Pending governmental permits, installation will begin this winter, with completion expected in summer 2012.
Collectively, the nine stores and one distribution center will total 10.7 Megawatts (MW) of solar generating capacity, nearly 45,360 panels, and a projected annual electricity output of 15,248,334 kilowatt hours (kWh).
This investment by Ikea reinforces the company’s long-term commitment to sustainability and confidence in photovoltaic (PV) technology. Ikea will own and operate each of its solar PV energy systems atop its buildings — as opposed to a solar lease or PPA (power purchase agreement) — now including its three Texas stores (Frisco, Houston and Round Rock), three Florida stores (Orlando, Sunrise and Tampa), three other stores (Atlanta and Charlotte, and in Woodbridge, Va.), and the Ikea distribution center in Savannah, Ga.
DDR Corp. launches location-based mobile marketing program

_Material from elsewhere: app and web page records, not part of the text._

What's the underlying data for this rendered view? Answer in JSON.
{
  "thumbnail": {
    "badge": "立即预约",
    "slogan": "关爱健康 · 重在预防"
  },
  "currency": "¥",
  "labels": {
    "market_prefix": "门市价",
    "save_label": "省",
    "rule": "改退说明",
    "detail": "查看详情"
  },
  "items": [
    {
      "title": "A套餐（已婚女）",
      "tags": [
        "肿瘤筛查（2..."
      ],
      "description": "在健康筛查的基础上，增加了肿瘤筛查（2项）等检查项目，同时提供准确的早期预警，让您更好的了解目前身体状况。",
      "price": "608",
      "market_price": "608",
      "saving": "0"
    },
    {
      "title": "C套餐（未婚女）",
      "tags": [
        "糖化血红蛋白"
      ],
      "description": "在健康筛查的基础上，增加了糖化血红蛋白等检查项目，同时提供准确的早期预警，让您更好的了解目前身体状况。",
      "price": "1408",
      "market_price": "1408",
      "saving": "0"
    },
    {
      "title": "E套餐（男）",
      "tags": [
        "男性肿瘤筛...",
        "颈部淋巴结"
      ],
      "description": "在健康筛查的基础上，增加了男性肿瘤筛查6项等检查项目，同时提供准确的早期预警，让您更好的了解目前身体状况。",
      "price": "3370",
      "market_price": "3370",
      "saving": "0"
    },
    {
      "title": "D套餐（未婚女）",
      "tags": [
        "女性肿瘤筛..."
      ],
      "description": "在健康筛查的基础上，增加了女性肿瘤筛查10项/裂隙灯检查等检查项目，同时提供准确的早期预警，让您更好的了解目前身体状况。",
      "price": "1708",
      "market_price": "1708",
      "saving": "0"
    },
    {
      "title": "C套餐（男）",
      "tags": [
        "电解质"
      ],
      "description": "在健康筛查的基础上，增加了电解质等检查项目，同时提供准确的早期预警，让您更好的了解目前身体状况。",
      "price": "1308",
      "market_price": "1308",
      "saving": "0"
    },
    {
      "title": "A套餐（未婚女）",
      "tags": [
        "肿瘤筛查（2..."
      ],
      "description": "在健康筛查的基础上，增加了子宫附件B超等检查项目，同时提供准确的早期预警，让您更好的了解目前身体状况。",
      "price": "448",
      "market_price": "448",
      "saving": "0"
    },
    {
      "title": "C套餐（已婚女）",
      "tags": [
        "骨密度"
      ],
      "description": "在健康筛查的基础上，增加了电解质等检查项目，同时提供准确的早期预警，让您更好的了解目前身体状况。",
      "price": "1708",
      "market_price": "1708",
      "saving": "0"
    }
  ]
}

Beachwood, Ohio — DDR Corp announced the launch of ValuText, a location-based, mobile marketing service specifically designed to drive sales and productivity at the company’s prime assets. ValuText couples physical retail assets with state-of-the-art, location-based mobile marketing. The program allows shoppers to connect with desired retailers as they enter the shopping center to avail themselves of real-time sales and promotions.
The service will send immediate offers from retailers within a designated shopping center via text message to opted-in shoppers once they enter a "geo-fence," a pre-defined, virtual space established around DDR’s prime assets. Since geo-fence technology is compatible with 92% of U.S. mobile phones, this initiative will allow all DDR tenants to reach the broadest possible audience.
"DDR is committed to ensuring that our retailers have every tool they need to succeed," said John S. Kokinchak, senior executive VP and chief administrative officer of DDR. "ValuText helps our tenants by giving potential customers access to real-time, location-based offers, thereby driving traffic to their stores. In addition, the program creates value for shoppers by providing timely information at the exact point of purchase — the shopping center."
In contrast to existing value-oriented mobile or social media programs, ValuText simplifies usability for both shoppers and retailers. It works on nearly all phone types, and merchandise values are delivered via text message without the burden of downloading or activating a smartphone app, repeatedly checking into a virtual location or printing an actual coupon. Shoppers simply opt-in once.
To create ValuText, DDR has partnered with a pioneer of geo-fence mobile marketing, Placecast. Geo-fence technology has been used today by over six million opted-in consumers through different programs from carriers like AT&T in the United States and Telefonica in Europe, as well as over 75 major consumer and retail brands.
DDR is an owner and manager of 538 value-oriented shopping centers representing 134 million sq. ft. in 41 states, Puerto Rico and Brazil.